The largest study on screening, the European Randomized Study for the Screening of Prostate Cancer (ERSPC) published its updated findings in the March issue of the New England Journal of Medicine that an overall reduction in cancer specific deaths of 21% for all who received screening. More importantly, for patients followed for over 10 years screened patients had a survival advantage of 38% compared to those patients that did not receive screening. This is consistent with the experience in the United States, where death rates from prostate cancer have declined by nearly 40 percent over the last two decades, although the incidence of the disease has been relatively stable. Kapoor said, "This shows what clinicians treating this disease know to be true in practice, that we are not detecting more prostate cancer, we are detecting cancer earlier, and saving lives."

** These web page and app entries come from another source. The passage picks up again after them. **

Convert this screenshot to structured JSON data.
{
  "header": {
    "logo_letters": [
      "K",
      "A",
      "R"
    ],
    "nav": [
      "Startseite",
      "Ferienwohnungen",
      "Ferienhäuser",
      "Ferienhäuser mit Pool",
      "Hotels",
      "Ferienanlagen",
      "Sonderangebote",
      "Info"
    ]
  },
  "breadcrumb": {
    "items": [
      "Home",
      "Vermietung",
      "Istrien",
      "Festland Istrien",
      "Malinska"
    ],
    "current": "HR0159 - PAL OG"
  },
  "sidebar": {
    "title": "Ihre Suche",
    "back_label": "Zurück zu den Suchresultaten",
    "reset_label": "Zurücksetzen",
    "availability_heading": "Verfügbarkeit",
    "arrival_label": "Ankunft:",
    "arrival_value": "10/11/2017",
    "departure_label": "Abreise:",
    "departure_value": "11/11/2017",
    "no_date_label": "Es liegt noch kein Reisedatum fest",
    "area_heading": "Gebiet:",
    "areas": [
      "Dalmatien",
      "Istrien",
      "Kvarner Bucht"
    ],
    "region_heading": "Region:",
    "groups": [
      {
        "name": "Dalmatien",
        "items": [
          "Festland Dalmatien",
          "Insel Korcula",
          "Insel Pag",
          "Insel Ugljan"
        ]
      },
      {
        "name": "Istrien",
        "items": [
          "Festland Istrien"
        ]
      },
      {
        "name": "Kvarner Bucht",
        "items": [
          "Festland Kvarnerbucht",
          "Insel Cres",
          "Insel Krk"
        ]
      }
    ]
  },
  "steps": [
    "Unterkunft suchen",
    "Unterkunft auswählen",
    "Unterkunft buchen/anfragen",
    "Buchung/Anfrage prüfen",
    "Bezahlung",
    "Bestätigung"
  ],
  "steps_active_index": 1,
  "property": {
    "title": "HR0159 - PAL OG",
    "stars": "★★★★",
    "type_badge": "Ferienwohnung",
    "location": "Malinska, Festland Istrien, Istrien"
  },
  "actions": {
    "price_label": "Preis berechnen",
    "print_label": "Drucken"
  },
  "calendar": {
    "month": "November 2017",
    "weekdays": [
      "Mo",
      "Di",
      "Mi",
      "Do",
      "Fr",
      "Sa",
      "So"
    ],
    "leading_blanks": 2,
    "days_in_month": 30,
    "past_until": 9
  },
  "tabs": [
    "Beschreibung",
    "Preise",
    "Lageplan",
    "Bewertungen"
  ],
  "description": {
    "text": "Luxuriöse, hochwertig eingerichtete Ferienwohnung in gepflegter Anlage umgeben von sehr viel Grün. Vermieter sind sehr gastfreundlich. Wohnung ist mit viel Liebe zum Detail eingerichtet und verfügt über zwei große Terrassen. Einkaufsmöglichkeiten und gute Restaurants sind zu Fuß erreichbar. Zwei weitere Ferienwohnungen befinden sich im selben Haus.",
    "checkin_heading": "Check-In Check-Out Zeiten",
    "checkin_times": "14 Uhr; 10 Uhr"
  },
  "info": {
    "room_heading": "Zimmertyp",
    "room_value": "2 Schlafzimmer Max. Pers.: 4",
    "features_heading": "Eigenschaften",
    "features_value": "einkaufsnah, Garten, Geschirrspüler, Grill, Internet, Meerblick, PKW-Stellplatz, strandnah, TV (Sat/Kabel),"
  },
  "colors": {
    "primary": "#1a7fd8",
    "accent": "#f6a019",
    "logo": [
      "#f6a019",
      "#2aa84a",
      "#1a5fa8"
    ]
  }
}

The USPSTF, in issuing a blanket statement that affects all men, ignored those populations at greatest risk: African-Americans and those with a family history of prostate cancer. These patients are at greatest need for counseling about their risks factors and education about the ramifications of not having PSA testing. "These recommendations risk undoing 20 years of progress in patient education. Failure to detect prostate cancer in its early, most curable form will result in a public health catastrophe in 5-10 years when these men present with advanced disease," said Kapoor.

Perhaps most troubling is that the USPSTF raises issues not about the diagnostic accuracy of screening, but about the potential harms associated with treatment. Dr. Kapoor states that, "Weighing risks and benefits of different treatment options is a decision every patient should be able to make after consultation with their own doctor and loved ones. No unaccountable government entity should have the power to deny men access to tests that saves the lives of thousands of men a year, nor the power to restrict the ability of men to choose their own health care destiny; this issue is more than a medical concern, it is a fundamental issue of human rights."

Advanced Urology Centers of New York (AUCNY), a division of Integrated Medical Professionals, is comprised of community physicians committed to providing the highest level of medical service and patient care available. With more than 40 locations in Nassau, Suffolk, Queens, Manhattan, Westchester, Rockland County and The Bronx, AUCNY is the largest urology group practice in the United States, and leading regional provider of urology services. AUCNY physicians represent some of the country's top urologists, many of whom are active in clinical and academic research, participate in postgraduate medical education and lecture internationally on cutting edge breakthroughs in medicine. AUCNY urologists are on staff in most hospitals in the New York Metro region and participate in most insurance plans, including Medicare.

To learn more about Advanced Urology Centers of New York call 516-931-0041.